**Problem statement:** Which lines below include "Slave"? Copy them all.

────

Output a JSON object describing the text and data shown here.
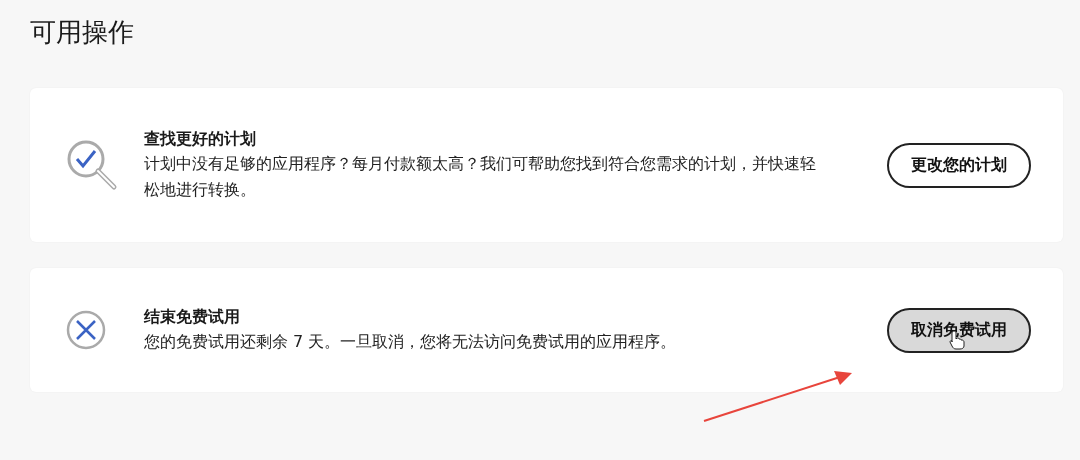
{
  "page_title": "可用操作",
  "actions": [
    {
      "kind": "find",
      "title": "查找更好的计划",
      "description": "计划中没有足够的应用程序？每月付款额太高？我们可帮助您找到符合您需求的计划，并快速轻松地进行转换。",
      "button": "更改您的计划",
      "hovered": false
    },
    {
      "kind": "cancel",
      "title": "结束免费试用",
      "description": "您的免费试用还剩余 7 天。一旦取消，您将无法访问免费试用的应用程序。",
      "button": "取消免费试用",
      "hovered": true
    }
  ]
}
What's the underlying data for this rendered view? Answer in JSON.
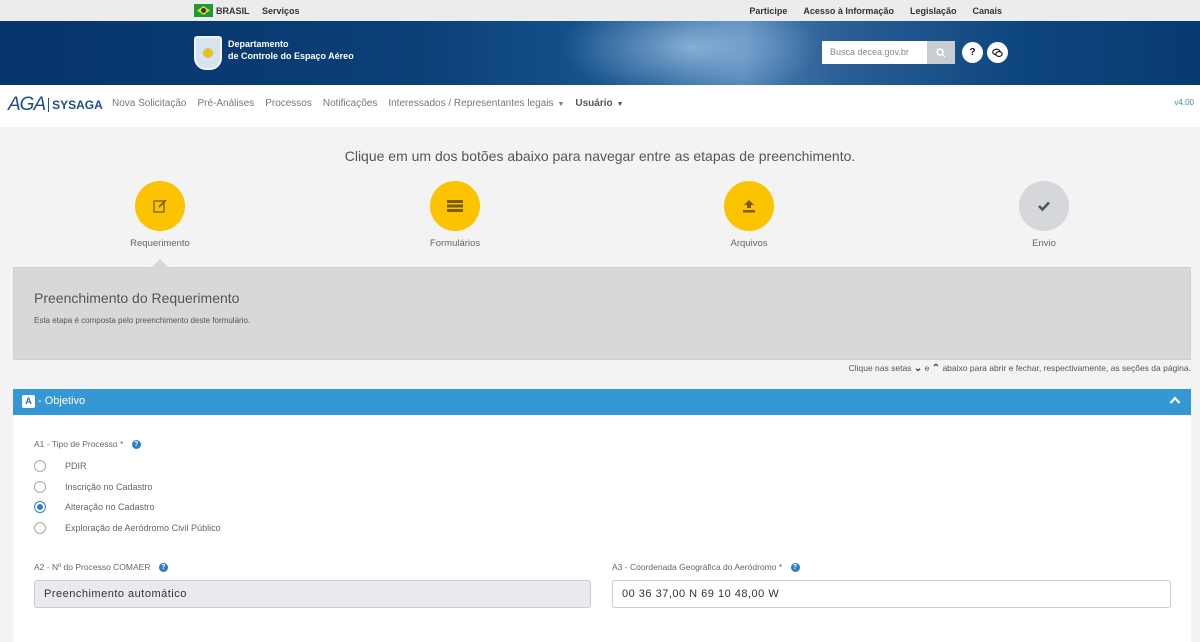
{
  "gov_bar": {
    "brasil": "BRASIL",
    "servicos": "Serviços",
    "links": [
      "Participe",
      "Acesso à Informação",
      "Legislação",
      "Canais"
    ]
  },
  "header": {
    "dept_line1": "Departamento",
    "dept_line2": "de Controle do Espaço Aéreo",
    "search_placeholder": "Busca decea.gov.br",
    "help_icon": "?",
    "chat_icon": "chat-icon"
  },
  "nav": {
    "brand_aga": "AGA",
    "brand_sys": "SYSAGA",
    "items": [
      "Nova Solicitação",
      "Pré-Análises",
      "Processos",
      "Notificações",
      "Interessados / Representantes legais",
      "Usuário"
    ],
    "version": "v4.00"
  },
  "steps": {
    "instruction": "Clique em um dos botões abaixo para navegar entre as etapas de preenchimento.",
    "items": [
      {
        "label": "Requerimento",
        "icon": "edit-icon"
      },
      {
        "label": "Formulários",
        "icon": "list-icon"
      },
      {
        "label": "Arquivos",
        "icon": "upload-icon"
      },
      {
        "label": "Envio",
        "icon": "check-icon"
      }
    ]
  },
  "panel": {
    "title": "Preenchimento do Requerimento",
    "description": "Esta etapa é composta pelo preenchimento deste formulário."
  },
  "hint": {
    "part1": "Clique nas setas",
    "part2": "e",
    "part3": "abaixo para abrir e fechar, respectivamente, as seções da página."
  },
  "section": {
    "badge": "A",
    "title": "- Objetivo",
    "a1_label": "A1 - Tipo de Processo",
    "required_mark": "*",
    "options": [
      "PDIR",
      "Inscrição no Cadastro",
      "Alteração no Cadastro",
      "Exploração de Aeródromo Civil Público"
    ],
    "selected_option": "Alteração no Cadastro",
    "a2_label": "A2 - Nº do Processo COMAER",
    "a2_value": "Preenchimento automático",
    "a3_label": "A3 - Coordenada Geográfica do Aeródromo",
    "a3_value": "00 36 37,00 N 69 10 48,00 W"
  },
  "colors": {
    "accent_yellow": "#fbc300",
    "section_blue": "#3597d3",
    "header_navy": "#06356b"
  }
}
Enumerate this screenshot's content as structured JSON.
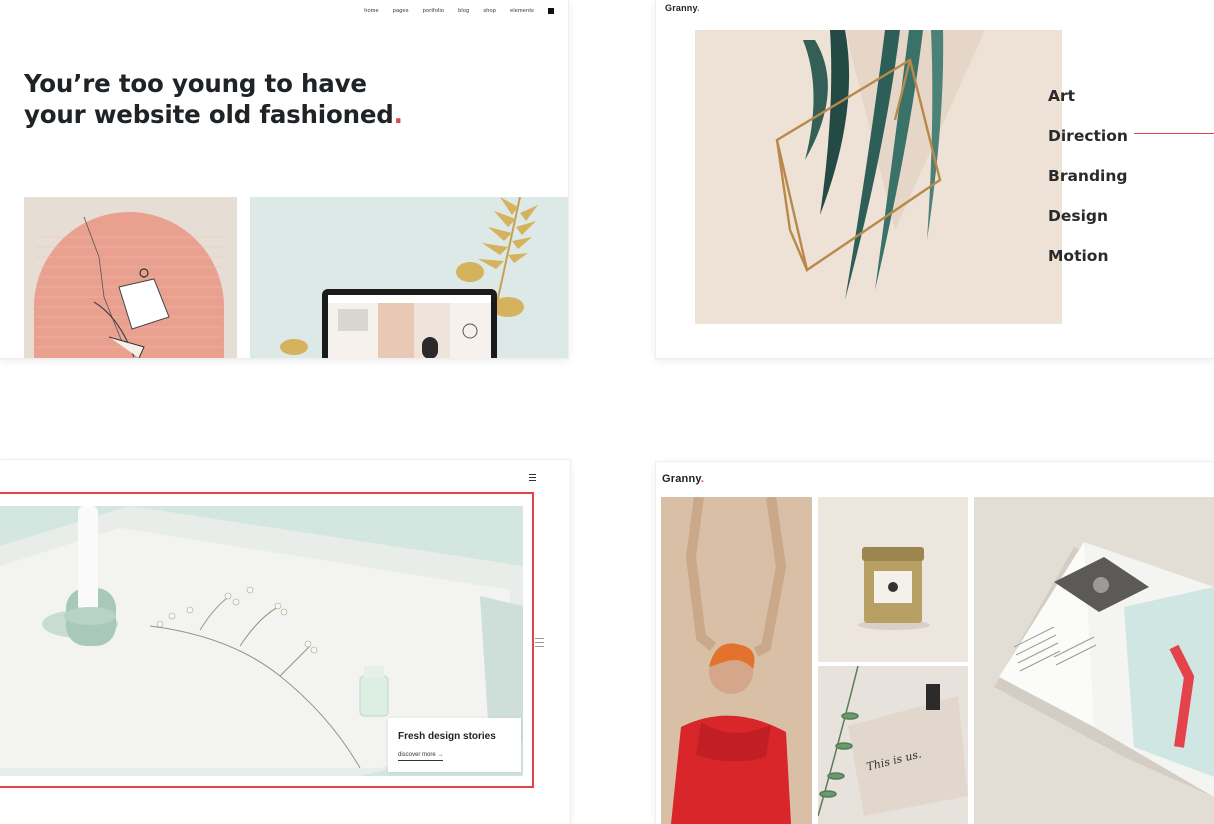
{
  "demo_1": {
    "nav": [
      "home",
      "pages",
      "portfolio",
      "blog",
      "shop",
      "elements"
    ],
    "headline_line1": "You’re too young to have",
    "headline_line2": "your website old fashioned",
    "headline_dot": "."
  },
  "demo_2": {
    "logo_text": "Granny",
    "logo_dot": ".",
    "services": [
      "Art",
      "Direction",
      "Branding",
      "Design",
      "Motion"
    ],
    "active_service": "Direction"
  },
  "demo_3": {
    "story_title": "Fresh design stories",
    "story_link": "discover more",
    "story_link_arrow": "→"
  },
  "demo_4": {
    "logo_text": "Granny",
    "logo_dot": ".",
    "note_text": "This is us."
  },
  "colors": {
    "accent": "#e4434c",
    "text_dark": "#1f2326",
    "beige": "#eee1d6",
    "mint": "#d3e7e0"
  },
  "icons": [
    "menu-icon",
    "cart-icon",
    "arrow-right-icon"
  ]
}
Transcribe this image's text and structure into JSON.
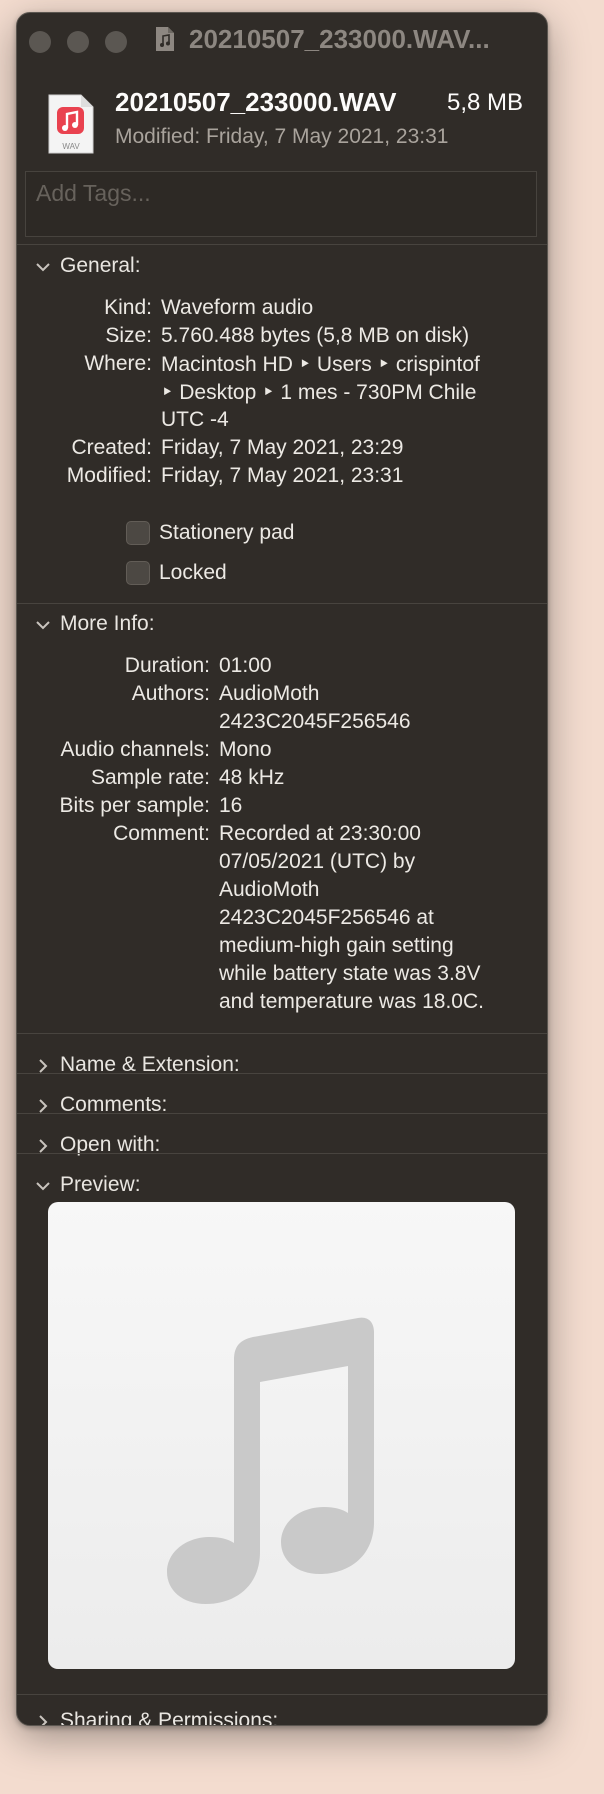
{
  "window": {
    "title": "20210507_233000.WAV..."
  },
  "header": {
    "file_name": "20210507_233000.WAV",
    "file_size": "5,8 MB",
    "modified": "Modified: Friday, 7 May 2021, 23:31",
    "icon_badge": "WAV",
    "tags_placeholder": "Add Tags..."
  },
  "general": {
    "title": "General:",
    "kind_label": "Kind:",
    "kind_value": "Waveform audio",
    "size_label": "Size:",
    "size_value": "5.760.488 bytes (5,8 MB on disk)",
    "where_label": "Where:",
    "where_line1": "Macintosh HD ‣ Users ‣ crispintof",
    "where_line2": "‣ Desktop ‣ 1 mes - 730PM Chile",
    "where_line3": "UTC -4",
    "created_label": "Created:",
    "created_value": "Friday, 7 May 2021, 23:29",
    "modified_label": "Modified:",
    "modified_value": "Friday, 7 May 2021, 23:31",
    "stationery_label": "Stationery pad",
    "stationery_checked": false,
    "locked_label": "Locked",
    "locked_checked": false
  },
  "more_info": {
    "title": "More Info:",
    "duration_label": "Duration:",
    "duration_value": "01:00",
    "authors_label": "Authors:",
    "authors_line1": "AudioMoth",
    "authors_line2": "2423C2045F256546",
    "channels_label": "Audio channels:",
    "channels_value": "Mono",
    "rate_label": "Sample rate:",
    "rate_value": "48 kHz",
    "bits_label": "Bits per sample:",
    "bits_value": "16",
    "comment_label": "Comment:",
    "comment_lines": [
      "Recorded at 23:30:00",
      "07/05/2021 (UTC) by",
      "AudioMoth",
      "2423C2045F256546 at",
      "medium-high gain setting",
      "while battery state was 3.8V",
      "and temperature was 18.0C."
    ]
  },
  "sections": {
    "name_ext": "Name & Extension:",
    "comments": "Comments:",
    "open_with": "Open with:",
    "preview": "Preview:",
    "sharing": "Sharing & Permissions:"
  },
  "colors": {
    "panel": "#302c28",
    "text": "#ece9e4",
    "accent_red": "#e9424f",
    "music_note": "#c9c9c9"
  }
}
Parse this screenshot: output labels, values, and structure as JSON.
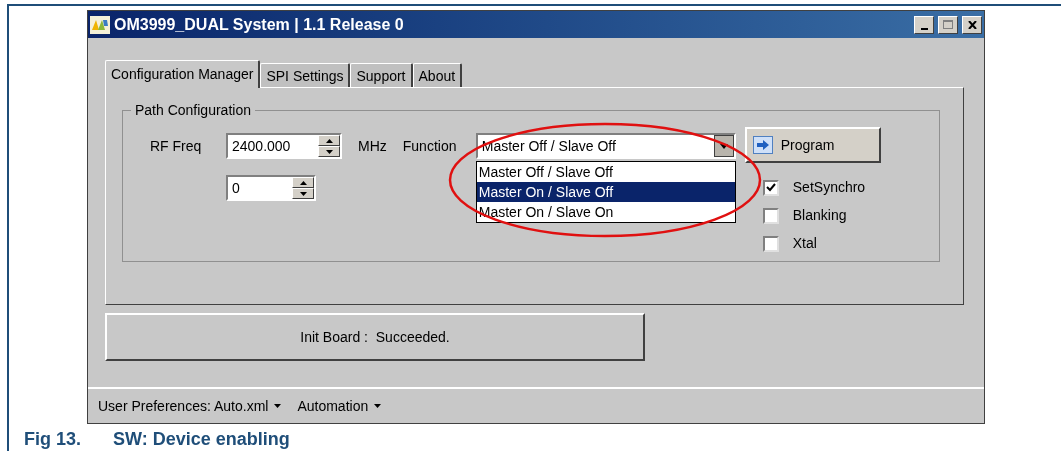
{
  "window": {
    "title": "OM3999_DUAL System | 1.1 Release 0"
  },
  "tabs": [
    {
      "label": "Configuration Manager",
      "selected": true
    },
    {
      "label": "SPI Settings",
      "selected": false
    },
    {
      "label": "Support",
      "selected": false
    },
    {
      "label": "About",
      "selected": false
    }
  ],
  "group": {
    "title": "Path Configuration"
  },
  "rf_freq": {
    "label": "RF Freq",
    "value": "2400.000",
    "unit": "MHz"
  },
  "spinner_2": {
    "value": "0"
  },
  "function": {
    "label": "Function",
    "value": "Master Off / Slave Off",
    "expanded": true,
    "options": [
      {
        "label": "Master Off / Slave Off",
        "highlighted": false
      },
      {
        "label": "Master On / Slave Off",
        "highlighted": true
      },
      {
        "label": "Master On / Slave On",
        "highlighted": false
      }
    ]
  },
  "program_button": {
    "label": "Program"
  },
  "checkboxes": [
    {
      "label": "SetSynchro",
      "checked": true
    },
    {
      "label": "Blanking",
      "checked": false
    },
    {
      "label": "Xtal",
      "checked": false
    }
  ],
  "status": {
    "text": "Init Board :  Succeeded."
  },
  "status_bar": [
    {
      "label": "User Preferences: Auto.xml"
    },
    {
      "label": "Automation"
    }
  ],
  "caption": {
    "number": "Fig 13.",
    "text": "SW: Device enabling"
  }
}
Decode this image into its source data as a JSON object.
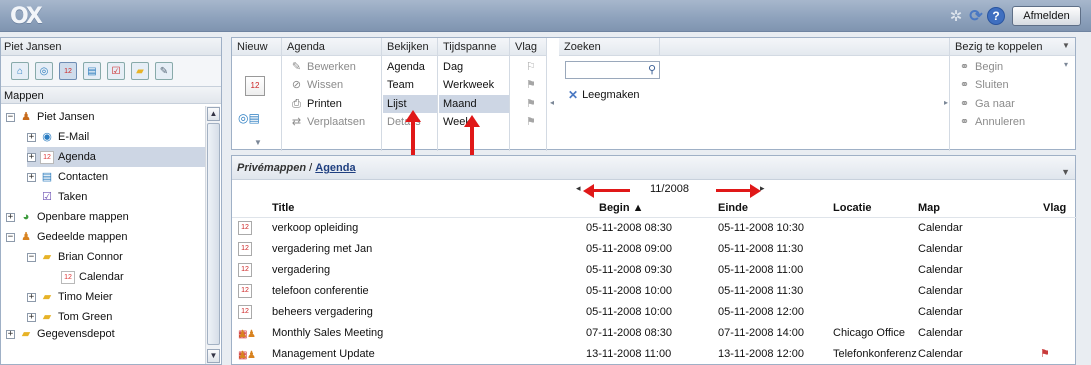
{
  "app": {
    "logo": "OX",
    "logout_label": "Afmelden"
  },
  "left": {
    "user_header": "Piet Jansen",
    "module_icons": [
      "mail-icon",
      "contacts-icon",
      "calendar-icon",
      "tasks-icon",
      "infostore-icon",
      "folder-icon",
      "settings-icon"
    ],
    "mappen_header": "Mappen",
    "tree": [
      {
        "label": "Piet Jansen"
      },
      {
        "label": "E-Mail"
      },
      {
        "label": "Agenda"
      },
      {
        "label": "Contacten"
      },
      {
        "label": "Taken"
      },
      {
        "label": "Openbare mappen"
      },
      {
        "label": "Gedeelde mappen"
      },
      {
        "label": "Brian Connor"
      },
      {
        "label": "Calendar"
      },
      {
        "label": "Timo Meier"
      },
      {
        "label": "Tom Green"
      },
      {
        "label": "Gegevensdepot"
      }
    ]
  },
  "toolbar": {
    "nieuw": {
      "header": "Nieuw"
    },
    "agenda": {
      "header": "Agenda",
      "items": [
        "Bewerken",
        "Wissen",
        "Printen",
        "Verplaatsen"
      ]
    },
    "bekijken": {
      "header": "Bekijken",
      "items": [
        "Agenda",
        "Team",
        "Lijst",
        "Details"
      ]
    },
    "tijdspanne": {
      "header": "Tijdspanne",
      "items": [
        "Dag",
        "Werkweek",
        "Maand",
        "Week"
      ]
    },
    "vlag": {
      "header": "Vlag"
    },
    "zoeken": {
      "header": "Zoeken",
      "clear_label": "Leegmaken"
    },
    "koppelen": {
      "header": "Bezig te koppelen",
      "items": [
        "Begin",
        "Sluiten",
        "Ga naar",
        "Annuleren"
      ]
    }
  },
  "grid": {
    "breadcrumb_parent": "Privémappen",
    "breadcrumb_sep": " / ",
    "breadcrumb_current": "Agenda",
    "month_label": "11/2008",
    "columns": {
      "title": "Title",
      "begin": "Begin ▲",
      "einde": "Einde",
      "locatie": "Locatie",
      "map": "Map",
      "vlag": "Vlag"
    },
    "rows": [
      {
        "title": "verkoop opleiding",
        "begin": "05-11-2008 08:30",
        "einde": "05-11-2008 10:30",
        "locatie": "",
        "map": "Calendar",
        "group": false,
        "flag": false
      },
      {
        "title": "vergadering met Jan",
        "begin": "05-11-2008 09:00",
        "einde": "05-11-2008 11:30",
        "locatie": "",
        "map": "Calendar",
        "group": false,
        "flag": false
      },
      {
        "title": "vergadering",
        "begin": "05-11-2008 09:30",
        "einde": "05-11-2008 11:00",
        "locatie": "",
        "map": "Calendar",
        "group": false,
        "flag": false
      },
      {
        "title": "telefoon conferentie",
        "begin": "05-11-2008 10:00",
        "einde": "05-11-2008 11:30",
        "locatie": "",
        "map": "Calendar",
        "group": false,
        "flag": false
      },
      {
        "title": "beheers vergadering",
        "begin": "05-11-2008 10:00",
        "einde": "05-11-2008 12:00",
        "locatie": "",
        "map": "Calendar",
        "group": false,
        "flag": false
      },
      {
        "title": "Monthly Sales Meeting",
        "begin": "07-11-2008 08:30",
        "einde": "07-11-2008 14:00",
        "locatie": "Chicago Office",
        "map": "Calendar",
        "group": true,
        "flag": false
      },
      {
        "title": "Management Update",
        "begin": "13-11-2008 11:00",
        "einde": "13-11-2008 12:00",
        "locatie": "Telefonkonferenz",
        "map": "Calendar",
        "group": true,
        "flag": true
      }
    ]
  },
  "colors": {
    "annotation_arrow": "#e01818",
    "selection": "#cdd6e4",
    "link": "#1f3f80"
  }
}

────

**Exercise solution:**
    "value": "Master Off / Slave Off",
        "label": "Master Off / Slave Off",
        "label": "Master On / Slave Off",
        "label": "Master On / Slave On",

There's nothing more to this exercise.